I’ve said some strong things here, but they’re not directed at anyone in particular. They are simply because I feel strongly for this church. I have been here from the beginning and I’ve helped build it. 16 years ago I pledged my life to God and His church and I take that commitment seriously. My wife and I dropped everything and moved here 8 years ago to begin this church. We came with big dreams to build a congregation that would meet the needs of men and glorify God. I’ve watched over the past few years as those dreams have faltered. I’ve been frustrated at the leadership’s, myself included, inability to stem the tide of men and women compelled to leave our fellowship. We’ve been fumbling with other, less important issues while people continue leaving. Why can’t we seem to get it together and shore up the foundation to protect God’s people and God’s name? Only then will we be able to build again.

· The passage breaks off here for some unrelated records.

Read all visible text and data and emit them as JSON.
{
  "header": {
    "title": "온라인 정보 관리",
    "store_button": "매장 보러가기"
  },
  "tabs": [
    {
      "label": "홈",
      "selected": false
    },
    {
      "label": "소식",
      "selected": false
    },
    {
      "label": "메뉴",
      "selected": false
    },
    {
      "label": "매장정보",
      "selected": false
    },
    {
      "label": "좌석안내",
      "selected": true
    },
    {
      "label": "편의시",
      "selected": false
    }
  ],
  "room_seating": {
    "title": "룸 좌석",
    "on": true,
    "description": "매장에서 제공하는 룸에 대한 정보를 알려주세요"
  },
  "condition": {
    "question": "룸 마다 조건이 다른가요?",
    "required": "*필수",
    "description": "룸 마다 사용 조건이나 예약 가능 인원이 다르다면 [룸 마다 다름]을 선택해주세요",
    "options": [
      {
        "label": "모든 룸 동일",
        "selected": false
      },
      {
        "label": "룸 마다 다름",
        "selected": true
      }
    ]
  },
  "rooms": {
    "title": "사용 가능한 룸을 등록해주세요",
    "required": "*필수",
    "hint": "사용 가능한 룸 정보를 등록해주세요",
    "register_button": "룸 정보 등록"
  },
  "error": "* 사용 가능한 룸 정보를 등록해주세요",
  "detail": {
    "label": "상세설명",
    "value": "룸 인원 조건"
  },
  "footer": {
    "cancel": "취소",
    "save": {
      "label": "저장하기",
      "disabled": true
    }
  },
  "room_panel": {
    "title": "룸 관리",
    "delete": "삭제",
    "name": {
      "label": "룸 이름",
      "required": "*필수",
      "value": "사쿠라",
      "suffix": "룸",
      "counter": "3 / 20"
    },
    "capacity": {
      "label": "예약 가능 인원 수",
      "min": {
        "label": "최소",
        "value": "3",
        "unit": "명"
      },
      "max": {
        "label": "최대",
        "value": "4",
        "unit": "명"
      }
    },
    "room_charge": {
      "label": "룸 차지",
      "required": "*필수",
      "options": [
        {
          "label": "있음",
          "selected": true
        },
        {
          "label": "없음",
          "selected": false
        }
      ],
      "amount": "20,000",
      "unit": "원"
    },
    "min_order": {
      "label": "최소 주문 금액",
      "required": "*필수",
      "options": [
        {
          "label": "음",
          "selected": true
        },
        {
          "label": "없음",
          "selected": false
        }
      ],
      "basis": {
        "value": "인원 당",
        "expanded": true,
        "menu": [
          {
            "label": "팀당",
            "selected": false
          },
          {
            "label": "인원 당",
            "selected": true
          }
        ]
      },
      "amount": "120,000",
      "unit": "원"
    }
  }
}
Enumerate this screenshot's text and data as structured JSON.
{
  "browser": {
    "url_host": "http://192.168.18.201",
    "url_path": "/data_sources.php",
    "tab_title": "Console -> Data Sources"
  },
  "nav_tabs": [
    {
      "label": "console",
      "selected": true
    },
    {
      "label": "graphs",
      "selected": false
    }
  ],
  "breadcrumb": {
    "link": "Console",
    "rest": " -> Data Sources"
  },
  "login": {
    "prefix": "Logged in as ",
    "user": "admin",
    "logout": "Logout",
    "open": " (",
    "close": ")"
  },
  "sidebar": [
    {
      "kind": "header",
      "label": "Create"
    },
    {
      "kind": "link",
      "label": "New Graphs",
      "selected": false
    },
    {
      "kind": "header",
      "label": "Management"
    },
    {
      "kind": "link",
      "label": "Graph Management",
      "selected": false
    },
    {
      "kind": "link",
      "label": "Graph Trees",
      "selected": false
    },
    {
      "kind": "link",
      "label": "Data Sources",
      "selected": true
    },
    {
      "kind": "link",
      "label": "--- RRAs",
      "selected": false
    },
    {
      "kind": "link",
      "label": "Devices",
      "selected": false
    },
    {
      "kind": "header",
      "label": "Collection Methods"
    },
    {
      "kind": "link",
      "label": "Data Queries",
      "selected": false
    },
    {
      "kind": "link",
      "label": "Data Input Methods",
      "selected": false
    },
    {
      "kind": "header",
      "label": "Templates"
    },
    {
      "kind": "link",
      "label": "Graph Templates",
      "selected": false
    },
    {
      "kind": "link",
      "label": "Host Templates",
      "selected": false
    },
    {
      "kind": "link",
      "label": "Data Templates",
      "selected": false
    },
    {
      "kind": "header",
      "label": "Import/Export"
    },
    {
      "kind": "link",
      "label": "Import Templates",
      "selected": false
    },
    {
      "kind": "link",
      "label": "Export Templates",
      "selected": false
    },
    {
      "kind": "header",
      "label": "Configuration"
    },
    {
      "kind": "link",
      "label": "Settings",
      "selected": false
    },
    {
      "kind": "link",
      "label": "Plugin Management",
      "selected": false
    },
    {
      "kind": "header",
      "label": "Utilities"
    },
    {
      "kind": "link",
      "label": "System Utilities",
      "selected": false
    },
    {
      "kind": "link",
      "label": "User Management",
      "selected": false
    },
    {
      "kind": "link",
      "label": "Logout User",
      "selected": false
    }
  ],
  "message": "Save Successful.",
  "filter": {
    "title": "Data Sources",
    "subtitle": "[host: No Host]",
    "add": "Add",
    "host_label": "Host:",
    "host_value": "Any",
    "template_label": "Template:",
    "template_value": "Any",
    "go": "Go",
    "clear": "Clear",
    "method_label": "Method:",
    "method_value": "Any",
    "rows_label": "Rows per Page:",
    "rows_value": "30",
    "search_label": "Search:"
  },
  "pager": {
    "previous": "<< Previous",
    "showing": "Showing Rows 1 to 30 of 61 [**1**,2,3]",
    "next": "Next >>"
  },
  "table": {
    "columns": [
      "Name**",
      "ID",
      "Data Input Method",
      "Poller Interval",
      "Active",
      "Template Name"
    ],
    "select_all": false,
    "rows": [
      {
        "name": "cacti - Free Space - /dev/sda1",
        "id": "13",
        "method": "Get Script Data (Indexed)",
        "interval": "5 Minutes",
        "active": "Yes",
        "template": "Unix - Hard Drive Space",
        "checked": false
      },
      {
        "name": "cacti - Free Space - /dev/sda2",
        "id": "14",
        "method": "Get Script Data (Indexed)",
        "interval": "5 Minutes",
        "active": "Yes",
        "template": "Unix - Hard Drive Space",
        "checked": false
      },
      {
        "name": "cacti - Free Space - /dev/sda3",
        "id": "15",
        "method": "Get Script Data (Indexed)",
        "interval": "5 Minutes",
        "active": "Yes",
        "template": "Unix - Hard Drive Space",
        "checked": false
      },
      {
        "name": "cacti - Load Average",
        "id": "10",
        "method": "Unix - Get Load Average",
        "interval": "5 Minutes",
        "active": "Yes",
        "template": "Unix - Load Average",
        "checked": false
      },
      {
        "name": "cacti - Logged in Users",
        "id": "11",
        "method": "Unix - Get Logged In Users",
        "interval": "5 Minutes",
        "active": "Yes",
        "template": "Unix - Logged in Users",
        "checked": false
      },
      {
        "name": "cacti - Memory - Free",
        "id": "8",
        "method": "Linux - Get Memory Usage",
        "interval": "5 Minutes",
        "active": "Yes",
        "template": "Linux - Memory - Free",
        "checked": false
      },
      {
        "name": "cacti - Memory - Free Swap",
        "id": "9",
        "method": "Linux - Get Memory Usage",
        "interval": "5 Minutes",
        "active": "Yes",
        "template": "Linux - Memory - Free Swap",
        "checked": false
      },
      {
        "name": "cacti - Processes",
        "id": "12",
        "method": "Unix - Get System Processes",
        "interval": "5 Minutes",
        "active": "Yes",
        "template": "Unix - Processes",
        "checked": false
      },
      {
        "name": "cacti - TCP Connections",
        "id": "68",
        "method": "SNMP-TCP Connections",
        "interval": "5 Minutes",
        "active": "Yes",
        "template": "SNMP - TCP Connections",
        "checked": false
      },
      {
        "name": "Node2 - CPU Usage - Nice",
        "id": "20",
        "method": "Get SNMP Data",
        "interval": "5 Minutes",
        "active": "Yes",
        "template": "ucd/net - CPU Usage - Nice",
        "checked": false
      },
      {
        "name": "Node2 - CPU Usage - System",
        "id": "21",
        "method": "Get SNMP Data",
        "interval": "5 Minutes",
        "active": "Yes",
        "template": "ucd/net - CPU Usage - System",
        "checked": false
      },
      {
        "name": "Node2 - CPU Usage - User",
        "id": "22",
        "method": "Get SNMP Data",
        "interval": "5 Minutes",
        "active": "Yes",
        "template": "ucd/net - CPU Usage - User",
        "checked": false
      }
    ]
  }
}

As far as a leadership team of equals or a strong evangelist, I’m not convinced there is a ‘right’ way. I don’t see in scripture a prescription for how, specifically, to put together a church leadership. There is no place to find the roles laid out in plain, concrete language, like a job description. It seems that God left this open somewhat (outside of the ultimate goal of leadership by elders) to our discression. While I feel that a team approach is quite valuable, I cannot say that it is God ordained. What I don’t know is if the contention that leadership by evangelist is God ordained is true or not. That’s a topic for another study and another post.
In the events of last Thursday I see hope and I am afraid. I do not know what will come of it, but I did not know what would come of our meetings when they began 6 short months ago. They have brought us together and built a foundation of trust that can be built upon. In that I see hope. What was once a fractured, disunified leadership now has a foundation of unity. I hope that my fears are unfounded, the unhealthy result of an aversion cultivated by the past pattern. I’ve seen many years of hierarchy leadership with one man at the top and only 6 months of a team based system. It scares me to put one man in charge again. But now I know this man and I know his heart. I also think I know God’s heart a little better and I have a little more conviction and courage to speak up, and because of our new relationship I have the confidence that I will be listened to as well. As I said six months ago, time will tell what this means.